Shaving Yaks for Docker

So, I want to learn Docker.

Docker has matured enough that it can no longer be ignored. It is only a matter of time before every developer is expected to know and understand it.

So, after a little playing around, I wanted to start documenting it. That is, write about it publically for me to reference in the future.

That means I need a blog, but I’m sick of Wordpress – it is too big and too difficult to manage. Can’t I just write text and be done instead of needing to log in and format and so on?

I know! I can use GitHub pages to upload static HTML! So, how do I do that? Well, it looks like Jekyll is the way to go. It compiles markdown and you can use git to upload to GitHub.

But, I’m on a new machine – I have git installed, but I don’t have a key for github yet. So, Step 1, generate an SSH key.

Step 2install Posh Git to get a nice command prompt and SSH agent for powershell.

OK, I’m all set up to work with GitHub. Now, how do I install Jekyll? Hugo seems like a nice way to get started. I’ve never heard of it before, how do I install it?

Using Homebrew?

brew update && brew install hugo

Um, no, I’m on Windows. Seems like the modern development landscape is very Windows-hostile (not an official chocolatey package in sight). But that’s a rant for another time. To the quickstart guide I go.

Actually, you know what? I’m going to be jumping around a lot of directories to get this working, Step 3 I should install the Jump-Location module as well.

All right, back to Hugo. Where was I? Right, Step 4 installed it (it’s a binary, so I needed to Step 5 create my goto c:\bin and add it to my path – and thank god, I figured this was going to be an npm module).

So, Step 6 I create a post in markdown easily enough (this post in fact), but you can’t see it until you pick a theme? OK, Step 7 pick a theme and see how long that takes…

It took about 25 minutes. That includes Step 8, configuring the theme. Wait a minute. Hugo isn’t the same as Jekyll? All I need is the binary? Yay! I hate installing Ruby crap on Windows (again, another Windows-hostile language / framework / clusterf***, and another rant for another time).

So, now that I have an awesome site, how do I get it onto GitHub? Back to the quickstart guide. I just need to Step 9 build it with hugo --theme=... and Step 10 push it to Github.

OK it’s on GitHub, but I just got an email that my submodules aren’t configured correctly. Submodules? I didn’t create a submodule. Oh, crap, I cloned the theme into the themes folder. I hate submodules, how do I make this just files now?

OK, Step 11 how do you remove all traces of a submodule again?

To remove a submodule you need to:

  1. Delete the relevant section from the .gitmodules file.
  2. Stage the .gitmodules changes git add .gitmodules
  3. Delete the relevant section from .git/config.
  4. Run git rm --cached path_to_submodule (no trailing slash).
  5. Run rm -rf .git/modules/path_to_submodule
  6. Commit git commit -m "Removed submodule <name>"
  7. Delete the now untracked submodule files rm -rf path_to_submodule

Oh right, I forgot, git is horrible.

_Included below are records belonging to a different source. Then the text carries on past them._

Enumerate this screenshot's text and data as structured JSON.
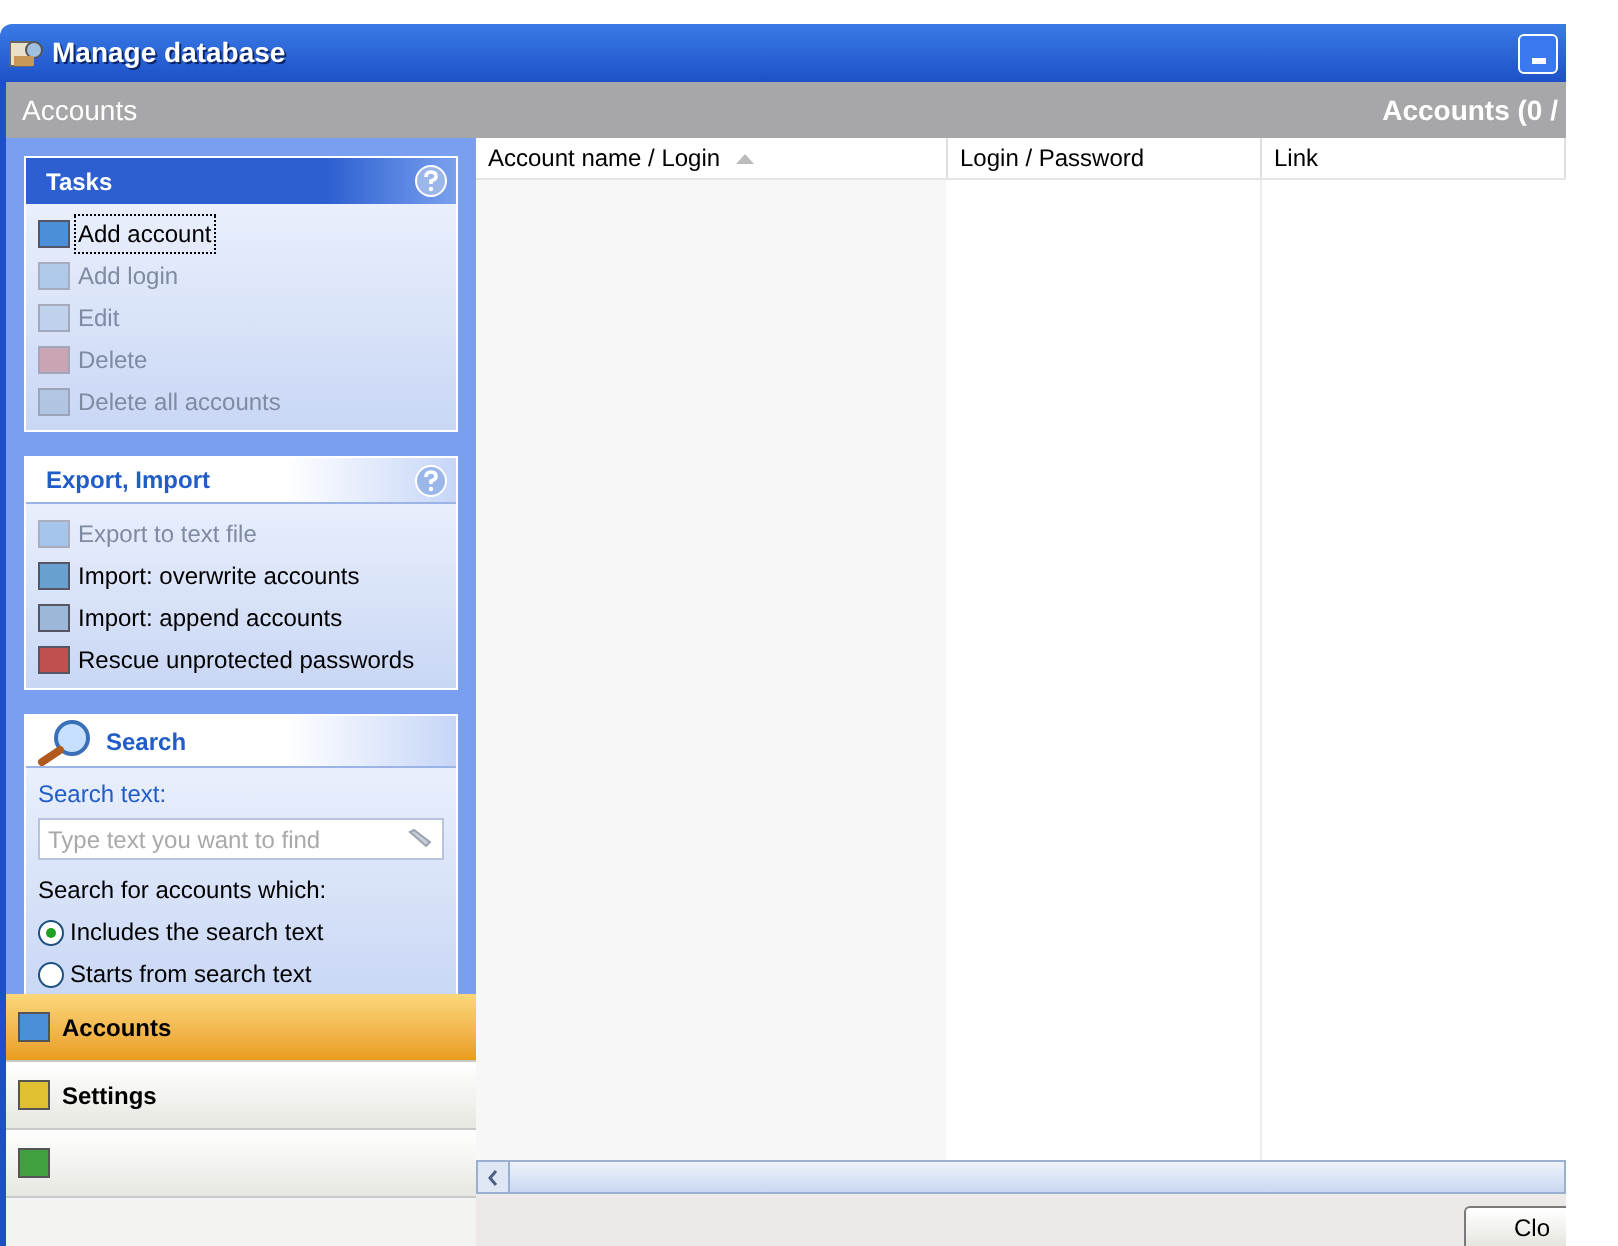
{
  "window": {
    "title": "Manage database"
  },
  "header": {
    "left": "Accounts",
    "right": "Accounts (0 /"
  },
  "panels": [
    {
      "kind": "tasks",
      "title": "Tasks",
      "help": true,
      "items": [
        {
          "label": "Add account",
          "disabled": false,
          "focused": true
        },
        {
          "label": "Add login",
          "disabled": true,
          "focused": false
        },
        {
          "label": "Edit",
          "disabled": true,
          "focused": false
        },
        {
          "label": "Delete",
          "disabled": true,
          "focused": false
        },
        {
          "label": "Delete all accounts",
          "disabled": true,
          "focused": false
        }
      ]
    },
    {
      "kind": "tasks",
      "title": "Export, Import",
      "help": true,
      "items": [
        {
          "label": "Export to text file",
          "disabled": true,
          "focused": false
        },
        {
          "label": "Import: overwrite accounts",
          "disabled": false,
          "focused": false
        },
        {
          "label": "Import: append accounts",
          "disabled": false,
          "focused": false
        },
        {
          "label": "Rescue unprotected passwords",
          "disabled": false,
          "focused": false
        }
      ]
    },
    {
      "kind": "search",
      "title": "Search",
      "help": false,
      "label": "Search text:",
      "placeholder": "Type text you want to find",
      "question": "Search for accounts which:",
      "options": [
        {
          "label": "Includes the search text",
          "selected": true
        },
        {
          "label": "Starts from search text",
          "selected": false
        }
      ]
    }
  ],
  "nav": [
    {
      "label": "Accounts",
      "selected": true
    },
    {
      "label": "Settings",
      "selected": false
    },
    {
      "selected": false
    }
  ],
  "table": {
    "columns": [
      "Account name / Login",
      "Login / Password",
      "Link"
    ]
  },
  "buttons": [
    "Clo"
  ]
}
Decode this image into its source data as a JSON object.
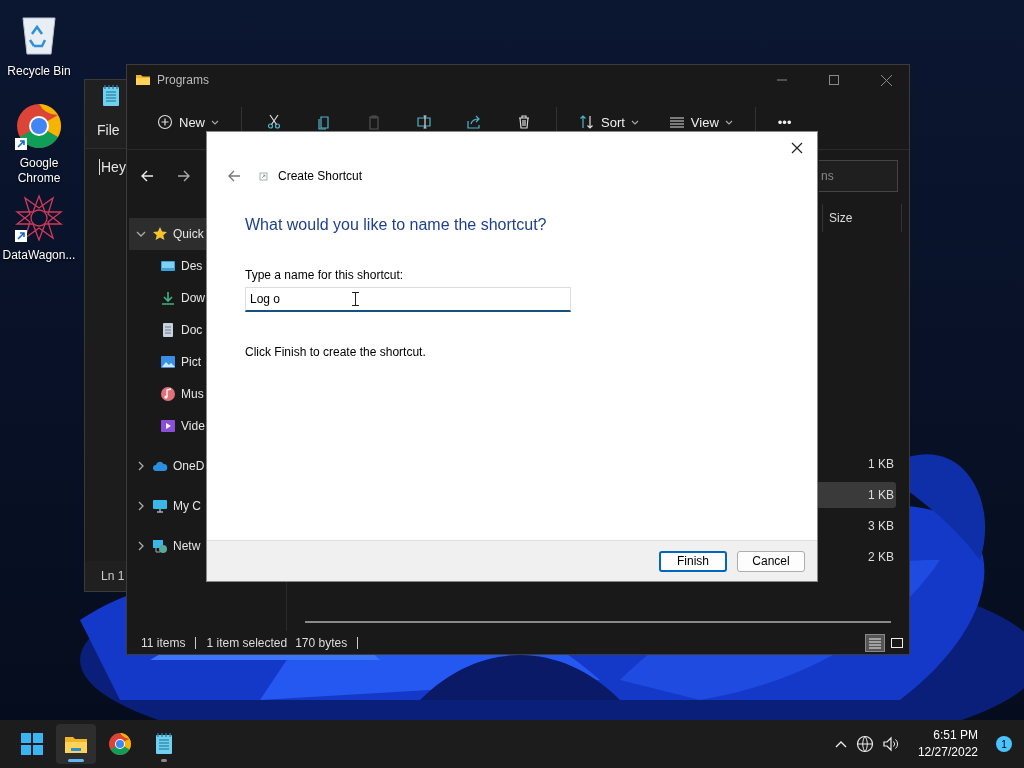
{
  "desktop_icons": [
    {
      "label": "Recycle Bin",
      "kind": "recycle",
      "shortcut": false
    },
    {
      "label": "Google Chrome",
      "kind": "chrome",
      "shortcut": true
    },
    {
      "label": "DataWagon...",
      "kind": "star",
      "shortcut": true
    }
  ],
  "notepad": {
    "menu": [
      "File"
    ],
    "text": "Hey",
    "status": "Ln 1"
  },
  "explorer": {
    "title": "Programs",
    "toolbar": [
      {
        "kind": "new",
        "label": "New",
        "disabled": false
      },
      {
        "kind": "cut",
        "disabled": false
      },
      {
        "kind": "copy",
        "disabled": false
      },
      {
        "kind": "paste",
        "disabled": true
      },
      {
        "kind": "rename",
        "disabled": false
      },
      {
        "kind": "share",
        "disabled": false
      },
      {
        "kind": "delete",
        "disabled": false
      },
      {
        "kind": "sort",
        "label": "Sort",
        "disabled": false
      },
      {
        "kind": "view",
        "label": "View",
        "disabled": false
      },
      {
        "kind": "more",
        "label": "•••",
        "disabled": false
      }
    ],
    "search": {
      "placeholder": "ns"
    },
    "columns": [
      "Size"
    ],
    "nav": [
      {
        "label": "Quick",
        "kind": "star",
        "expanded": true,
        "selected": true,
        "children": [
          {
            "label": "Des",
            "kind": "desktop",
            "selected": false
          },
          {
            "label": "Dow",
            "kind": "download",
            "selected": false
          },
          {
            "label": "Doc",
            "kind": "document",
            "selected": false
          },
          {
            "label": "Pict",
            "kind": "pictures",
            "selected": false
          },
          {
            "label": "Mus",
            "kind": "music",
            "selected": false
          },
          {
            "label": "Vide",
            "kind": "video",
            "selected": false
          }
        ]
      },
      {
        "label": "OneD",
        "kind": "cloud",
        "expanded": false,
        "selected": false
      },
      {
        "label": "My C",
        "kind": "pc",
        "expanded": false,
        "selected": false
      },
      {
        "label": "Netw",
        "kind": "network",
        "expanded": false,
        "selected": false
      }
    ],
    "rows": [
      {
        "size": "1 KB",
        "selected": false
      },
      {
        "size": "1 KB",
        "selected": true
      },
      {
        "size": "3 KB",
        "selected": false
      },
      {
        "size": "2 KB",
        "selected": false
      }
    ],
    "status": {
      "items": "11 items",
      "selection": "1 item selected",
      "size": "170 bytes"
    },
    "views": [
      {
        "kind": "details",
        "selected": true
      },
      {
        "kind": "tiles",
        "selected": false
      }
    ]
  },
  "dialog": {
    "title": "Create Shortcut",
    "heading": "What would you like to name the shortcut?",
    "field_label": "Type a name for this shortcut:",
    "value": "Log o",
    "hint": "Click Finish to create the shortcut.",
    "buttons": [
      {
        "label": "Finish",
        "default": true
      },
      {
        "label": "Cancel",
        "default": false
      }
    ]
  },
  "taskbar": {
    "apps": [
      {
        "kind": "start",
        "active": false,
        "running": false
      },
      {
        "kind": "explorer",
        "active": true,
        "running": true
      },
      {
        "kind": "chrome",
        "active": false,
        "running": false
      },
      {
        "kind": "notepad",
        "active": false,
        "running": true
      }
    ],
    "time": "6:51 PM",
    "date": "12/27/2022",
    "notifications": "1"
  }
}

Step 12 do all that. But none of that exists. This isn’t a submodule, it’s just a directory with a .git folder in it. And git can’t seem to figure out what’s going on.

OK, Step 13 when git gets confusing, nuke it and start over. Delete all .git folders, remove the repo in GitHub and try again.

Great, everything is published and pushed. Going to I see my site, right? No, “Page not found”. GitHub pages expects the content to be at the root of the repo, not in a subfolder. I want to version the markdown as well as the build site.

Hmm, how can I do that? Oh, it’s in the Quickstart guide. Create a submodule – dangit. Step 14 time to nuke and start over again.

Step 15 time to start tweaking to get all the paths correct. And once that is done, Step 16 tweaking the CSS – because I just can’t help myself.

And – yay – everything is working as expected!

So, that’s enough for tonight.


Wasn’t I going to do something with Docker?

Jay Lindquist avatar
About Jay Lindquist
Developer and wonderer